In the last six months, China’s antitrust enforcement agencies have signed five Memorandums of Cooperation with antitrust authorities in the United States, European Union, South Korea, Australia and Brazil. During this same period, Chinese antitrust enforcement agencies have substantially increased their personnel resources. So far, in 2012 more than 10 cartel investigations have been opened by China’s antitrust enforcement agencies, resulting in fines of millions of dollars in four cases in the last four months alone. (In the previous three years there had been only three cartel cases with total reported fines of less than US$1 million).

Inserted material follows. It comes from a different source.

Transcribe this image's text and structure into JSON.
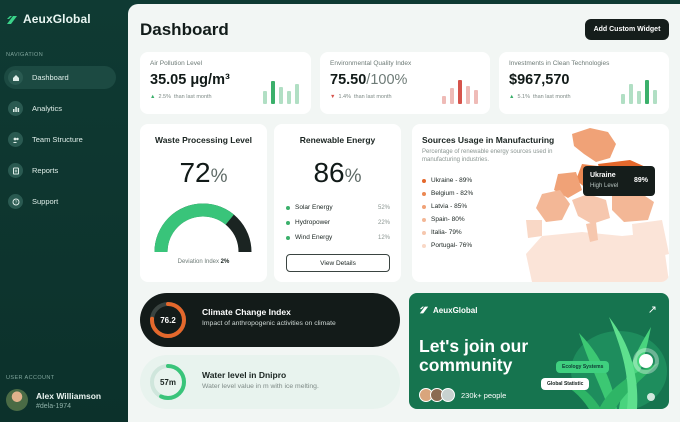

Why all of this activity? The implications seem clear, and it is not just a matter of reading the tea leaves (so to speak): the Chinese antitrust enforcement agencies are clearly gearing up to implement an even more aggressive enforcement agenda that will now include international cartels that affect China. As a Director of China’s antitrust enforcement agency – the National Development and Reform Commission (NDRC) – stated in a speech on November 2, 2012: "We will increase our anti-price monopoly enforcement capability and strive to investigate and penalize a number of large cases that are influential domestically and internationally". Senior Chinese antitrust officials have privately confirmed that they were planning to execute on this agenda as soon as the new Politburo was in place. Now that this has occurred, we can expect to see a significant uptick in the number of cartel investigations and prosecutions in China, which can subject offenders to fines of up to 10 percent of their annual revenues and confiscation of illegal gains. The "priority" industries reportedly targeted for scrutiny include energy, insurance, motor vehicles, travel and the internet.

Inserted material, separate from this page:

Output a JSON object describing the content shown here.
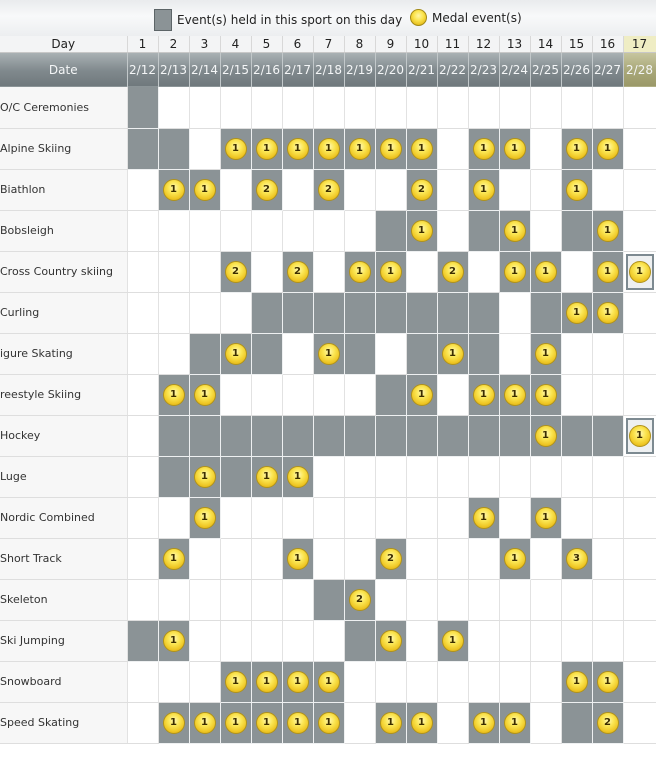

The risks associated with the enforcement agencies more aggressive enforcement agenda are compounded by the fact that companies will now be subjected to heightened risk of follow-on private class actions in China. In particular, the Court rules now make it easier for private plaintiffs to commence class actions in Chinese courts and the Supreme People’s Court recently held that once a cartel agreement has been found to exist, the burden of proof shifts to the defendant to prove that the agreement did not result in any restriction of competition.

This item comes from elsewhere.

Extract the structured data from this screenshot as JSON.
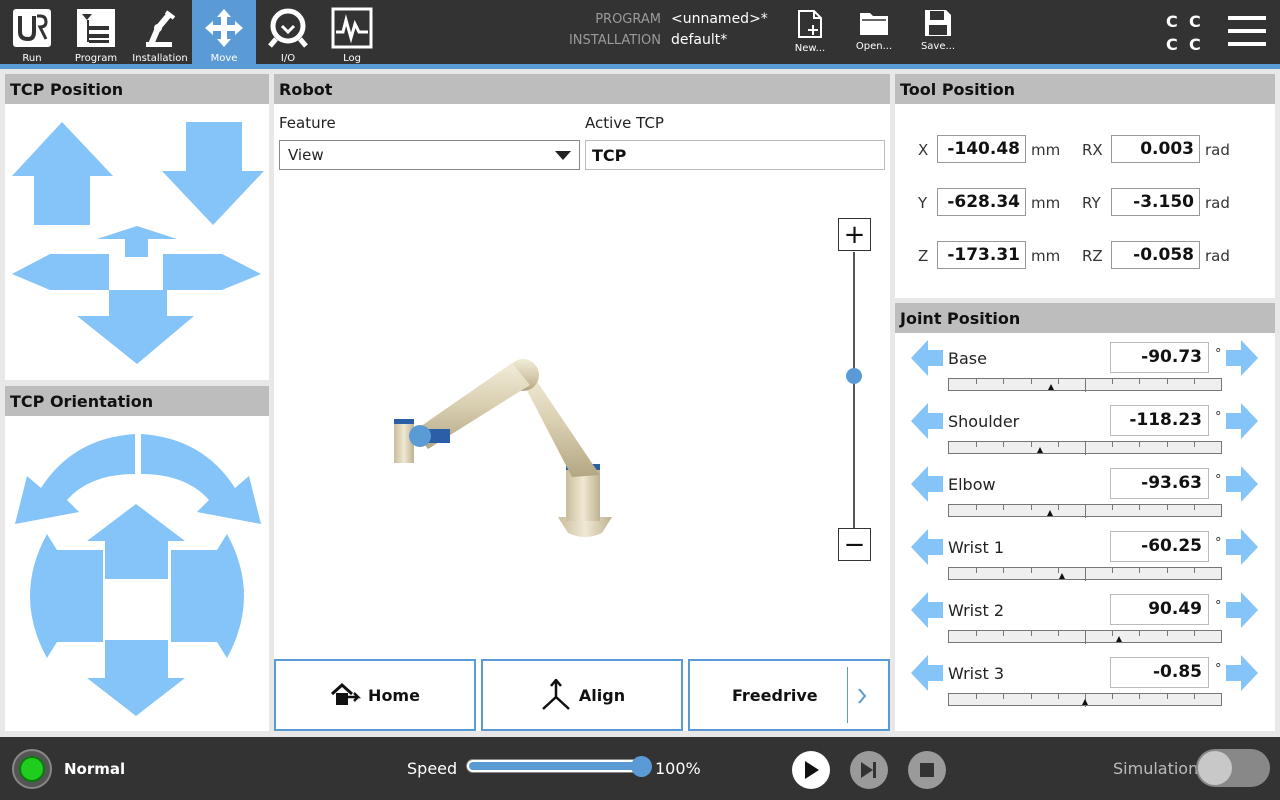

These developments demonstrate that corporations active in China need to ramp up their antitrust compliance efforts without delay to reduce the risk of being targeted for investigation and serious financial exposure. As a first step, conducting an antitrust compliance audit is advisable to assess potential risk areas and, where appropriate, to position the company to take advantage of the Chinese enforcement agencies’ leniency application procedures.